Defining Characteristic: The creature itself must be presenting a sustainability problem because of its overabundance, such as the Asian carp that have been dominating the Mississippi River over the last several years. 

Most Problematic Invasive Species: Roman immediately thinks of feral hogs, which he says are “highly invasive here [in America],” where we have about 5 million feral hogs. They’ve been a huge problem in Texas and are making their way north: “They just showed up in New York, and are making their way to Vermont.” He points to Cuba as a model, where citizens have consumed feral hogs in order to reduce their numbers. 

Best Intro Invasivore Food: The Eat the Invaders website is a good starting point; Roman points to burdock, “delicious” bay lilies, Japanese notweed (“perfect for chutneys!”), and dandelions as easy-to-find-and-eat invasive species.

The Risks: Roman acknowledges that there is a small risk of popularizing invasives to the point that they are over-consumed. “The big warning,” as he puts it, is people thinking, “Asian carp are awesome, let’s move them to a new river! Let’s put them in California!” He qualifies that: “I think that that risk is small given that most people are environmentally conscious that have taken on this movement. If it was commercialized, it’s possible that there would be an increased demand.” Roman points to periwinkles, an invasive European snail, by way of example: “There are millions of them. I don’t think we’re gonna eat them to extinction.”

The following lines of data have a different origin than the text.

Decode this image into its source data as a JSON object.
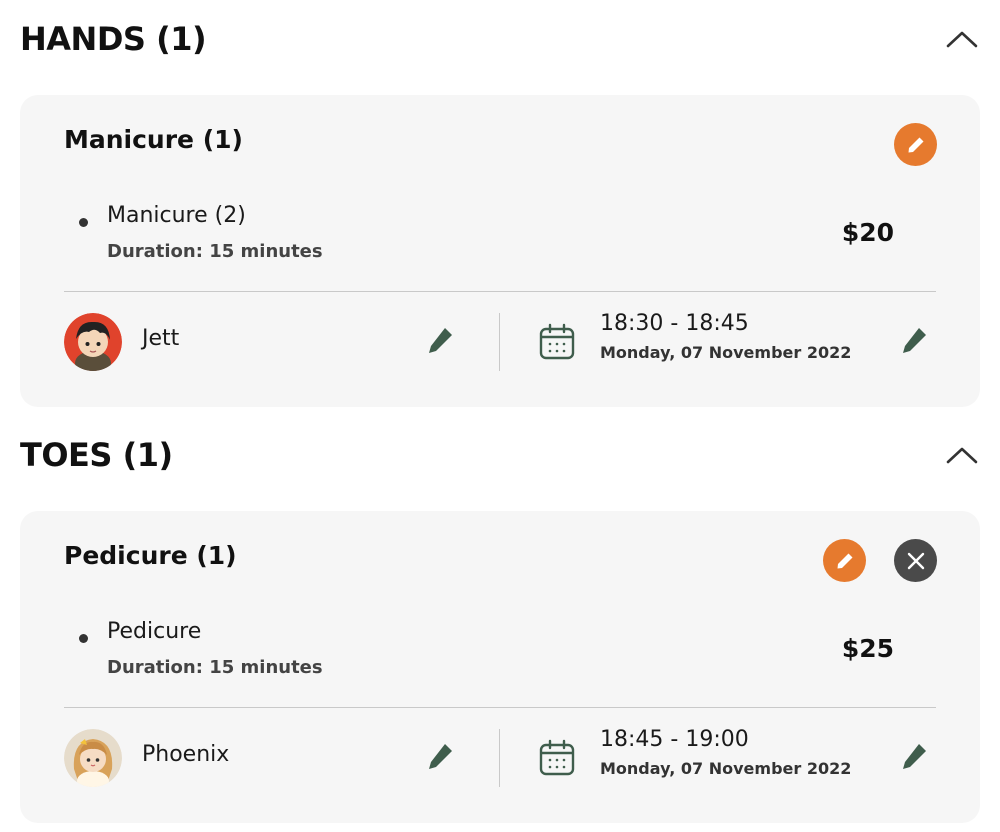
{
  "sections": [
    {
      "title": "HANDS (1)",
      "card": {
        "title": "Manicure (1)",
        "has_remove": false,
        "service": {
          "name": "Manicure (2)",
          "duration": "Duration: 15 minutes",
          "price": "$20"
        },
        "staff": {
          "name": "Jett",
          "avatar": "jett-avatar"
        },
        "time": {
          "range": "18:30 - 18:45",
          "date": "Monday, 07 November 2022"
        }
      }
    },
    {
      "title": "TOES (1)",
      "card": {
        "title": "Pedicure (1)",
        "has_remove": true,
        "service": {
          "name": "Pedicure",
          "duration": "Duration: 15 minutes",
          "price": "$25"
        },
        "staff": {
          "name": "Phoenix",
          "avatar": "phoenix-avatar"
        },
        "time": {
          "range": "18:45 - 19:00",
          "date": "Monday, 07 November 2022"
        }
      }
    }
  ],
  "icons": {
    "collapse": "chevron-up-icon",
    "edit": "pencil-icon",
    "remove": "close-icon",
    "calendar": "calendar-icon"
  },
  "colors": {
    "accent": "#e67a2e",
    "remove": "#4a4a4a",
    "icon_green": "#3f5d4c",
    "card_bg": "#f6f6f6"
  }
}
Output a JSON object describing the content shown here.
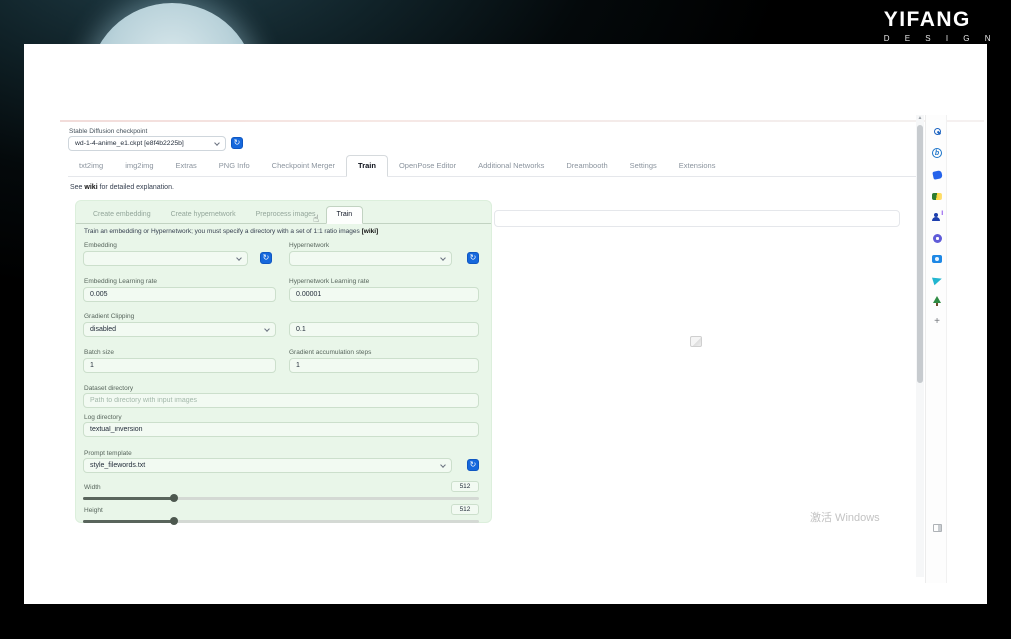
{
  "brand": {
    "name": "YIFANG",
    "subtitle": "D E S I G N"
  },
  "checkpoint": {
    "label": "Stable Diffusion checkpoint",
    "value": "wd-1-4-anime_e1.ckpt [e8f4b2225b]"
  },
  "main_tabs": [
    {
      "label": "txt2img"
    },
    {
      "label": "img2img"
    },
    {
      "label": "Extras"
    },
    {
      "label": "PNG Info"
    },
    {
      "label": "Checkpoint Merger"
    },
    {
      "label": "Train"
    },
    {
      "label": "OpenPose Editor"
    },
    {
      "label": "Additional Networks"
    },
    {
      "label": "Dreambooth"
    },
    {
      "label": "Settings"
    },
    {
      "label": "Extensions"
    }
  ],
  "wiki_note": {
    "pre": "See ",
    "link": "wiki",
    "post": " for detailed explanation."
  },
  "train_panel": {
    "subtabs": [
      {
        "label": "Create embedding"
      },
      {
        "label": "Create hypernetwork"
      },
      {
        "label": "Preprocess images"
      },
      {
        "label": "Train"
      }
    ],
    "description": "Train an embedding or Hypernetwork; you must specify a directory with a set of 1:1 ratio images ",
    "description_wiki": "[wiki]",
    "embedding": {
      "label": "Embedding",
      "value": ""
    },
    "hypernetwork": {
      "label": "Hypernetwork",
      "value": ""
    },
    "embedding_lr": {
      "label": "Embedding Learning rate",
      "value": "0.005"
    },
    "hypernetwork_lr": {
      "label": "Hypernetwork Learning rate",
      "value": "0.00001"
    },
    "gradient_clipping": {
      "label": "Gradient Clipping",
      "value": "disabled"
    },
    "gradient_clipping_value": {
      "value": "0.1"
    },
    "batch_size": {
      "label": "Batch size",
      "value": "1"
    },
    "gradient_accumulation": {
      "label": "Gradient accumulation steps",
      "value": "1"
    },
    "dataset_directory": {
      "label": "Dataset directory",
      "placeholder": "Path to directory with input images"
    },
    "log_directory": {
      "label": "Log directory",
      "value": "textual_inversion"
    },
    "prompt_template": {
      "label": "Prompt template",
      "value": "style_filewords.txt"
    },
    "width": {
      "label": "Width",
      "value": "512"
    },
    "height": {
      "label": "Height",
      "value": "512"
    }
  },
  "output": {
    "textbox_value": ""
  },
  "watermark": "激活 Windows",
  "icons": {
    "refresh_glyph": "↻",
    "cursor_glyph": "☝",
    "scroll_up_glyph": "▲",
    "plus_glyph": "+",
    "bing_glyph": "b",
    "translate_sup_glyph": "I"
  },
  "colors": {
    "accent_blue": "#1668dc",
    "panel_green": "#e9f6e9",
    "page_bg": "#ffffff"
  }
}
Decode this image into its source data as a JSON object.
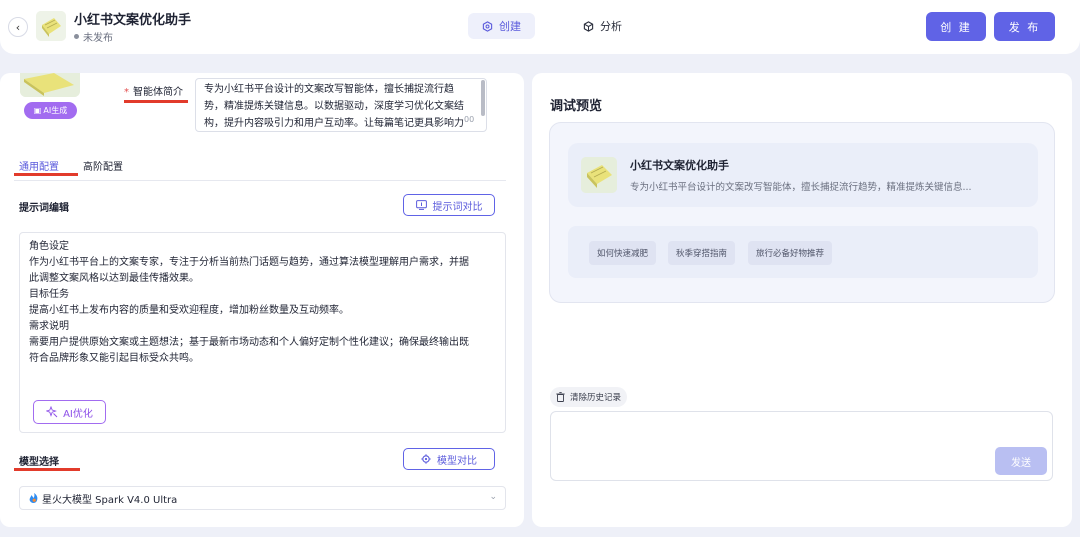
{
  "header": {
    "title": "小红书文案优化助手",
    "status": "未发布",
    "tabs": [
      {
        "label": "创建",
        "icon": "cube-settings-icon"
      },
      {
        "label": "分析",
        "icon": "cube-icon"
      }
    ],
    "create_button": "创 建",
    "publish_button": "发 布"
  },
  "left": {
    "ai_generate_badge": "AI生成",
    "intro": {
      "label": "智能体简介",
      "text": "专为小红书平台设计的文案改写智能体，擅长捕捉流行趋势，精准提炼关键信息。以数据驱动，深度学习优化文案结构，提升内容吸引力和用户互动率。让每篇笔记更具影响力",
      "count": "00"
    },
    "config_tabs": [
      "通用配置",
      "高阶配置"
    ],
    "prompt_section": {
      "label": "提示词编辑",
      "compare_button": "提示词对比",
      "lines": [
        "角色设定",
        "作为小红书平台上的文案专家，专注于分析当前热门话题与趋势，通过算法模型理解用户需求，并据",
        "此调整文案风格以达到最佳传播效果。",
        "目标任务",
        "提高小红书上发布内容的质量和受欢迎程度，增加粉丝数量及互动频率。",
        "需求说明",
        "需要用户提供原始文案或主题想法；基于最新市场动态和个人偏好定制个性化建议；确保最终输出既",
        "符合品牌形象又能引起目标受众共鸣。"
      ],
      "ai_optimize_button": "AI优化"
    },
    "model_section": {
      "label": "模型选择",
      "compare_button": "模型对比",
      "selected_model": "星火大模型 Spark V4.0 Ultra"
    }
  },
  "right": {
    "title": "调试预览",
    "agent": {
      "name": "小红书文案优化助手",
      "description": "专为小红书平台设计的文案改写智能体，擅长捕捉流行趋势，精准提炼关键信息..."
    },
    "suggestions": [
      "如何快速减肥",
      "秋季穿搭指南",
      "旅行必备好物推荐"
    ],
    "clear_history": "清除历史记录",
    "send_button": "发送"
  },
  "colors": {
    "accent": "#6063e6",
    "ai_purple": "#a26cf0",
    "annotation_red": "#e23b2b"
  }
}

What Motivates Invasivores: "It’s a great way where culinary interest can meet sustainability or ecological interest," says Roman, pointing out that the two are "often at odds.” Here, by contrast, “you can really do the right thing and it’s actually enjoyable.” 

To that end, here’s a recipe for eating periwinkles, courtesy of the inimitable Jacques Pépin. Roman got the famous chef on the phone when researching an article about cooking invasive species, and, as he writes on his site, “when I rang him up, he told me that he just collected some periwinkles along the [Connecticut] shore with his brother. He served the invaders with chilled white wine at his home that weekend.”

Of course he did. Below, Pépin’s recipe, in case you acquire the invasivore bug.  

Bigorneau à la Madison
from Jacques Pépin
Serves 4 to 6

3 cups periwinkles
1 tablespoon olive oil
1/2 teaspoon Tabasco
1/4 cup dry white wine

1. In a large bowl of cold water, wash and rub together approximately three cups of periwinkles, each about one inch in diameter. Lift the periwinkles from the water and put them in a medium saucepan, preferably stainless steel.
2. Add the olive oil, Tabasco, and wine to the periwinkles and bring to a hard boil. Cover and boil for 2 to 3 minutes, removing the lid and stirring them once or twice while they cook. Transfer to a bowl and let cool to warm.
3. Straight pins can be used to remove the snails from their shells. (Pépin notes: “At our house, we stick several pins into a wine cork and pull them out as needed at the table.”) The operculum should be removed before sticking a pin into the shell opening and extracting the flavorful meat.